» **Your task**
An exact copy of the entries is needed, with every picture left out.

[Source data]
%%

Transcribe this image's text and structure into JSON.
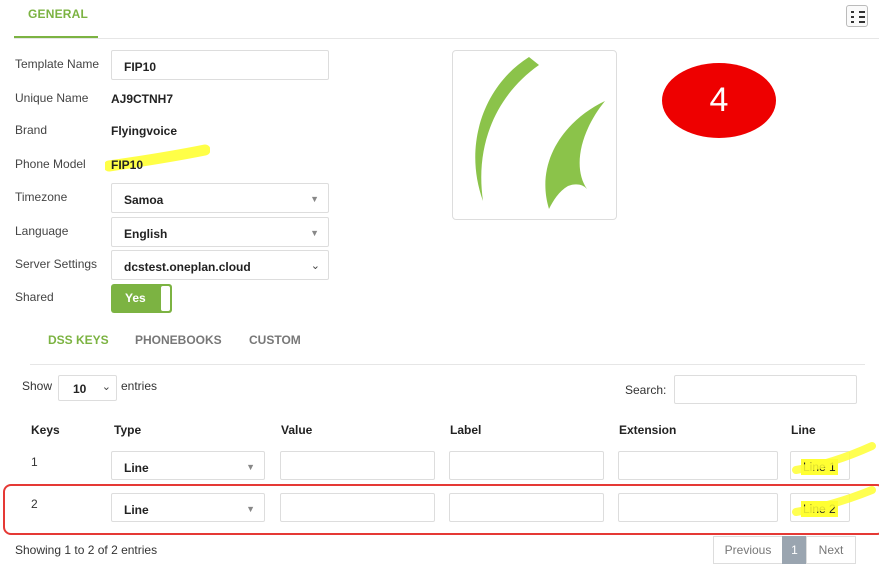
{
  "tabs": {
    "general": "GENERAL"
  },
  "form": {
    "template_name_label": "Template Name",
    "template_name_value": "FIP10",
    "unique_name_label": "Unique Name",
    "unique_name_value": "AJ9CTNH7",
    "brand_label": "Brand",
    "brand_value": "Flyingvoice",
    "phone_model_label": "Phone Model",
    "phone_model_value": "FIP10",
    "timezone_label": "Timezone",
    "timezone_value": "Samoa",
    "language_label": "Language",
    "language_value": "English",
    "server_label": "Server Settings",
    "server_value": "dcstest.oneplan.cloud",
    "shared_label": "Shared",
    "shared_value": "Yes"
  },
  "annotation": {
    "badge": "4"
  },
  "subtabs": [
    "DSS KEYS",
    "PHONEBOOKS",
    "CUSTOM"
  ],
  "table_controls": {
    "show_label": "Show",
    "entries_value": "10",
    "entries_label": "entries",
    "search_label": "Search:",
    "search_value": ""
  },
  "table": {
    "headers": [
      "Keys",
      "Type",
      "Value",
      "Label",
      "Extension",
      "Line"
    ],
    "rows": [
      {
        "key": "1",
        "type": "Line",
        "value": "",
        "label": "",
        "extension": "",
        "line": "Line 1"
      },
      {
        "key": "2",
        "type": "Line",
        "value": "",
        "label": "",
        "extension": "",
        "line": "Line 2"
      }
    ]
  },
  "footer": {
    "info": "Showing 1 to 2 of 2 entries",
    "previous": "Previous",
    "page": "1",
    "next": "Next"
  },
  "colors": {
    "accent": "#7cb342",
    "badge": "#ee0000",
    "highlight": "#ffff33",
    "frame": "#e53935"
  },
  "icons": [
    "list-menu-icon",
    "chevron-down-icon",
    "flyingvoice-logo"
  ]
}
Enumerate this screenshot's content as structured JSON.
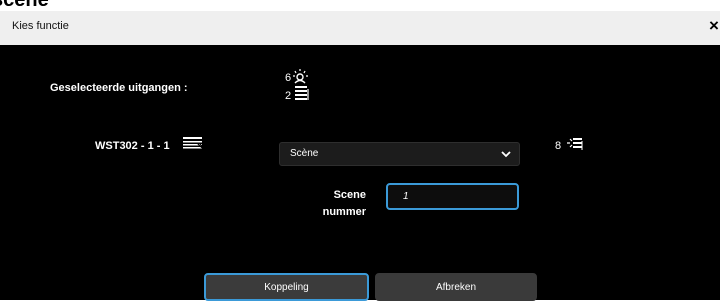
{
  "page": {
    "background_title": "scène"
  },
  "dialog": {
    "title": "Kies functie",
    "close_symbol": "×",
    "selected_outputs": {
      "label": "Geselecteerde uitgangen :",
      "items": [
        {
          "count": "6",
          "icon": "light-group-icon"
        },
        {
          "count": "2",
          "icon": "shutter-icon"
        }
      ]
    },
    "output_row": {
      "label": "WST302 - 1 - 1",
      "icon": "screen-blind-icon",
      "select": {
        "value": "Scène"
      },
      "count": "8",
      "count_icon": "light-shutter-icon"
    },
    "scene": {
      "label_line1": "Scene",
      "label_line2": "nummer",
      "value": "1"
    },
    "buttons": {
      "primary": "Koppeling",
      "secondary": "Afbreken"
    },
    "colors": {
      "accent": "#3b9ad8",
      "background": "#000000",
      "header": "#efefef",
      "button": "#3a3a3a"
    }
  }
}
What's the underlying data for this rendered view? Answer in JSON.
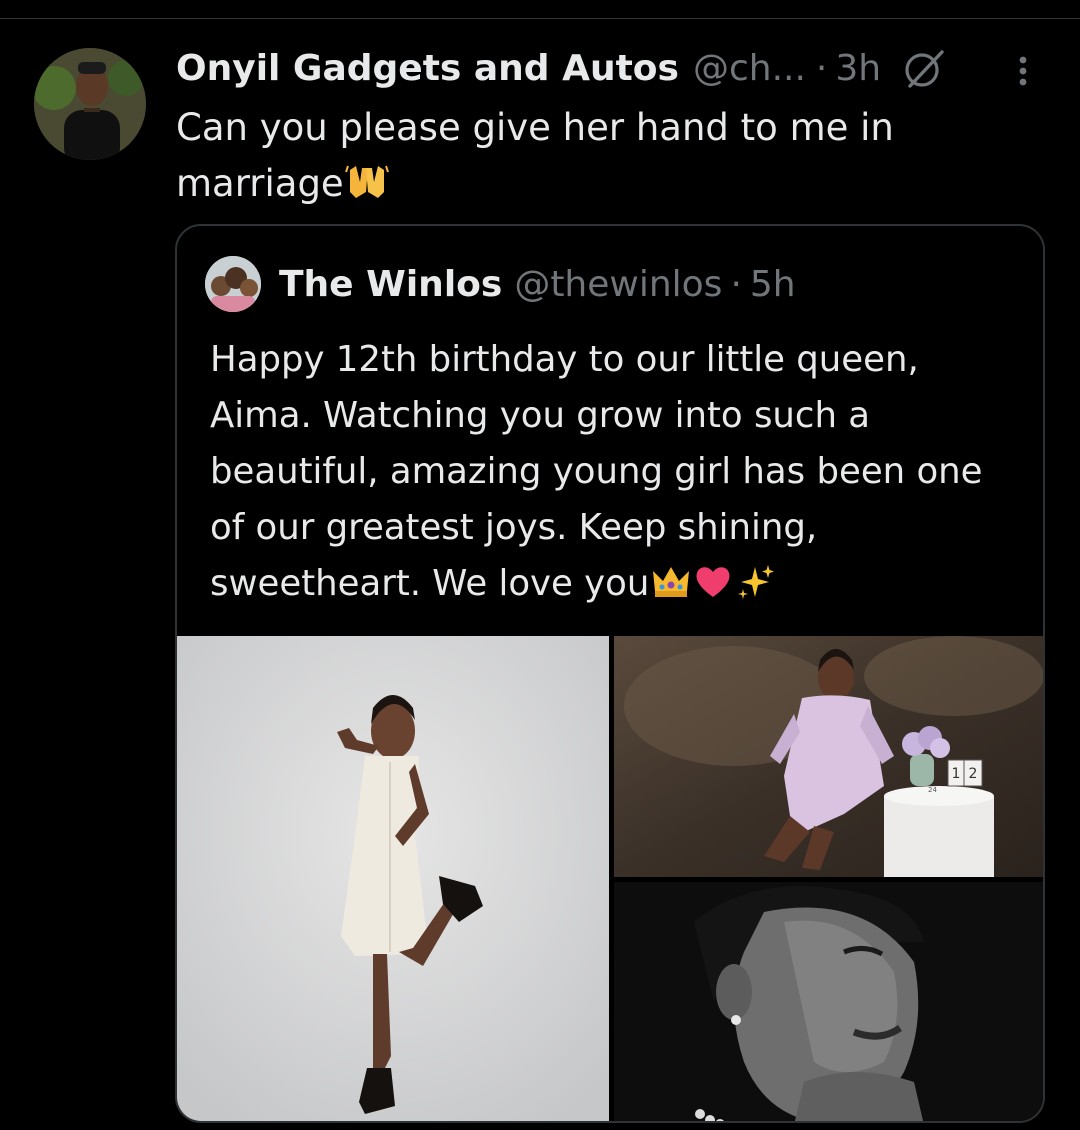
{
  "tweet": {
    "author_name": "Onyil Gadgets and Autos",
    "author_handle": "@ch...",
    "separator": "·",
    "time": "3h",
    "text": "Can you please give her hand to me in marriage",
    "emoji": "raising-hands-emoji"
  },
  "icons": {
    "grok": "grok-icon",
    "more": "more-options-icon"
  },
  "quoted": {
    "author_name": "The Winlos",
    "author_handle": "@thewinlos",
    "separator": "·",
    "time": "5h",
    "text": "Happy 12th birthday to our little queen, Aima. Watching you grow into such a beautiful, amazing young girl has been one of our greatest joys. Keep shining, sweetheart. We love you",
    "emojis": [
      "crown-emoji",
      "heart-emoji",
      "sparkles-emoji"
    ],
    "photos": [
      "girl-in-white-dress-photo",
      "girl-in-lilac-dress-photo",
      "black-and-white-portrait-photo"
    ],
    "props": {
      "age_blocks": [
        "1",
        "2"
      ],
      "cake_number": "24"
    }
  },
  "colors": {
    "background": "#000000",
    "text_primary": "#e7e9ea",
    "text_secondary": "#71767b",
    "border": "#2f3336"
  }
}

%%

» **Solution to this problem**
Transcribe this image's text and structure into JSON.
{
  "tabs": {
    "general": "GENERAL"
  },
  "form": {
    "template_name_label": "Template Name",
    "template_name_value": "FIP10",
    "unique_name_label": "Unique Name",
    "unique_name_value": "AJ9CTNH7",
    "brand_label": "Brand",
    "brand_value": "Flyingvoice",
    "phone_model_label": "Phone Model",
    "phone_model_value": "FIP10",
    "timezone_label": "Timezone",
    "timezone_value": "Samoa",
    "language_label": "Language",
    "language_value": "English",
    "server_label": "Server Settings",
    "server_value": "dcstest.oneplan.cloud",
    "shared_label": "Shared",
    "shared_value": "Yes"
  },
  "annotation": {
    "badge": "4"
  },
  "subtabs": [
    "DSS KEYS",
    "PHONEBOOKS",
    "CUSTOM"
  ],
  "table_controls": {
    "show_label": "Show",
    "entries_value": "10",
    "entries_label": "entries",
    "search_label": "Search:",
    "search_value": ""
  },
  "table": {
    "headers": [
      "Keys",
      "Type",
      "Value",
      "Label",
      "Extension",
      "Line"
    ],
    "rows": [
      {
        "key": "1",
        "type": "Line",
        "value": "",
        "label": "",
        "extension": "",
        "line": "Line 1"
      },
      {
        "key": "2",
        "type": "Line",
        "value": "",
        "label": "",
        "extension": "",
        "line": "Line 2"
      }
    ]
  },
  "footer": {
    "info": "Showing 1 to 2 of 2 entries",
    "previous": "Previous",
    "page": "1",
    "next": "Next"
  },
  "colors": {
    "accent": "#7cb342",
    "badge": "#ee0000",
    "highlight": "#ffff33",
    "frame": "#e53935"
  },
  "icons": [
    "list-menu-icon",
    "chevron-down-icon",
    "flyingvoice-logo"
  ]
}
Enumerate this screenshot's content as structured JSON.
{
  "page": {
    "background_title": "scène"
  },
  "dialog": {
    "title": "Kies functie",
    "close_symbol": "×",
    "selected_outputs": {
      "label": "Geselecteerde uitgangen :",
      "items": [
        {
          "count": "6",
          "icon": "light-group-icon"
        },
        {
          "count": "2",
          "icon": "shutter-icon"
        }
      ]
    },
    "output_row": {
      "label": "WST302 - 1 - 1",
      "icon": "screen-blind-icon",
      "select": {
        "value": "Scène"
      },
      "count": "8",
      "count_icon": "light-shutter-icon"
    },
    "scene": {
      "label_line1": "Scene",
      "label_line2": "nummer",
      "value": "1"
    },
    "buttons": {
      "primary": "Koppeling",
      "secondary": "Afbreken"
    },
    "colors": {
      "accent": "#3b9ad8",
      "background": "#000000",
      "header": "#efefef",
      "button": "#3a3a3a"
    }
  }
}
What's the underlying data for this rendered view? Answer in JSON.
{
  "tweet": {
    "author_name": "Onyil Gadgets and Autos",
    "author_handle": "@ch...",
    "separator": "·",
    "time": "3h",
    "text": "Can you please give her hand to me in marriage",
    "emoji": "raising-hands-emoji"
  },
  "icons": {
    "grok": "grok-icon",
    "more": "more-options-icon"
  },
  "quoted": {
    "author_name": "The Winlos",
    "author_handle": "@thewinlos",
    "separator": "·",
    "time": "5h",
    "text": "Happy 12th birthday to our little queen, Aima. Watching you grow into such a beautiful, amazing young girl has been one of our greatest joys. Keep shining, sweetheart. We love you",
    "emojis": [
      "crown-emoji",
      "heart-emoji",
      "sparkles-emoji"
    ],
    "photos": [
      "girl-in-white-dress-photo",
      "girl-in-lilac-dress-photo",
      "black-and-white-portrait-photo"
    ],
    "props": {
      "age_blocks": [
        "1",
        "2"
      ],
      "cake_number": "24"
    }
  },
  "colors": {
    "background": "#000000",
    "text_primary": "#e7e9ea",
    "text_secondary": "#71767b",
    "border": "#2f3336"
  }
}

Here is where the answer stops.